"Rafting Rise is a terrific book, the richly detailed evocation of an entire world, and an important contribution to the literature of the rural South."--Ted Kooser
"Rafting Rise has the strength of extended narrative and the quickness of lyric poetry. There is a haunting, visionary quality to Joe Survant's dramatic poem, bringing to life a world of log rafting and floodplain dwellers along the Rough and Green Rivers in 1916 and 1917. The sections are snapshots and ballads of witness, a counterpoint of voices that open a window on this long-ago time and place, of giant catfish and spells, logjams and river witch. The phrases shine and the lines sing out, and the dead come back and speak again, as the real enters the realm of legend."--Robert Morgan
"Joe Survant writes about turn-of-the-century backwoods America with an uncanny sense of firsthand knowledge. He knows whereof he writes, and he writes with an authority that derives from a deep-seated respect for the lives of river folk and trappers and the lone inhabitants of 'womenless shacks.' And for all the harsh realities of a life hacked out of such rough terrain, Mr. Survant never overlooks the beauty of 'sycamores grazing by the creek,' wild grapes growing in the river bottoms, or a thicket lit by trumpet weed. To read this book is to enter a world, and to follow its narrative is to be carried on the current of a deeply compelling adventure."--Sherod Santos
Set in the central Kentucky basins of the Rough, Green, and Ohio Rivers in 1916-17,Rafting Rise joins the storytelling virtues of fiction with the intensity of the poetic lyric to reach a wider audience, including readers of poetry, lovers of good tales, and those interested in the small events of history recreated through the lives of carefully imagined characters.
The book's central action is the rafting of logs in winter down the rivers to the lumber mills in Evansville, Indiana.
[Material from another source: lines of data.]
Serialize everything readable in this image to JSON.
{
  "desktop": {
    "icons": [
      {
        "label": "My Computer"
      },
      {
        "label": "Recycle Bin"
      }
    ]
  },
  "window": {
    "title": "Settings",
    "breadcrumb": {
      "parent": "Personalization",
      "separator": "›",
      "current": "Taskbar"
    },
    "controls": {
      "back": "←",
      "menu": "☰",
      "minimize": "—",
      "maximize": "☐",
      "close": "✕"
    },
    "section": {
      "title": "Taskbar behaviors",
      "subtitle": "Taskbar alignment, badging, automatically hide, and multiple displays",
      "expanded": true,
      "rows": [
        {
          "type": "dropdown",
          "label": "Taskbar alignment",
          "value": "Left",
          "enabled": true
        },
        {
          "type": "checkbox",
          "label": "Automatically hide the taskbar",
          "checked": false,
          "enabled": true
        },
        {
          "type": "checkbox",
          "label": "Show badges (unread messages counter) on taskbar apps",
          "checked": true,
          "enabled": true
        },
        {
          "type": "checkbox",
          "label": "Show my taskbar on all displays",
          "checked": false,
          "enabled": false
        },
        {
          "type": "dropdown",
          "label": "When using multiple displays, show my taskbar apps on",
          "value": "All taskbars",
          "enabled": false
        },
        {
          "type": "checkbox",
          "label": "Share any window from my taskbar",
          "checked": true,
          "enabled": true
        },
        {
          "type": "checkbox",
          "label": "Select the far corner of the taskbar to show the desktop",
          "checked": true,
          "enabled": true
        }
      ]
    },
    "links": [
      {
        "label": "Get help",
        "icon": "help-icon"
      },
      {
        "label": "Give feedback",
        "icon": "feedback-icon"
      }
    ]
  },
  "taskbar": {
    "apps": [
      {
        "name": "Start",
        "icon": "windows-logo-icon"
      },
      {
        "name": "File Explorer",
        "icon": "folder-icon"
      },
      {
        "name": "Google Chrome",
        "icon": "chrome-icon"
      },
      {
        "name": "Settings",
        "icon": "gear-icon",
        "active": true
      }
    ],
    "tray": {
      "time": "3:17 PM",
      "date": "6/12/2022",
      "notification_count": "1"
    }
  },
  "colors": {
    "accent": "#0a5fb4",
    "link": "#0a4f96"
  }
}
Survant re-creates the whole fabric of the hardscrabble society that lives by this perilous trade. They are tough people, such as Carl Peters, stranded on a raft run aground in a freezing rain, walking in a figure eight all night to stay alive while his fellow rafter Tom Simpson, who didn't make it, ". . . lay/like frozen wood/in the bottom of our boat." Elsewhere, in love poems and poems celebrating the lush riverine landscape, Survant conveys the simple, sensuous moments that punctuate this hard life. Here is Bill Balcom at a camp meeting, eighteen and chafing for adventure on the river: "When I took/a piece of Susies buttermilk pie,/I saw her looking,/and when I ate/I imagined/ her taste."
But none of the characters is more vivid than Sallie, the female protagonist, a half-mad medicine woman living with her dogs in whatever shelter she can find. Survant gives Sallie such a deep empathy with the countryside and its creatures that she becomes the spirit of the place. But Sallie pays dearly for her empathy with nature, hearing voices over which she has no power. Worse, she has the curse of prophecy, can see the hand of death before it strikes, and is as much feared as needed by the community.
Through these and a handful of other characters, Survant fashions a verse epic of Kentucky on the eve of the entry of the United States into World War I. This volume continues the experiment begun in his earlierAnne & Alpheus, combining poetry and narrative to tell the story of several generations connected by place and memory across the artificial boundaries of time.
Joe Survant is professor of English at Western Kentucky University and author ofThe Presence of Snow in the Tropics; Anne & Alpheus, 1842-1882, winner of the Arkansas Poetry Award.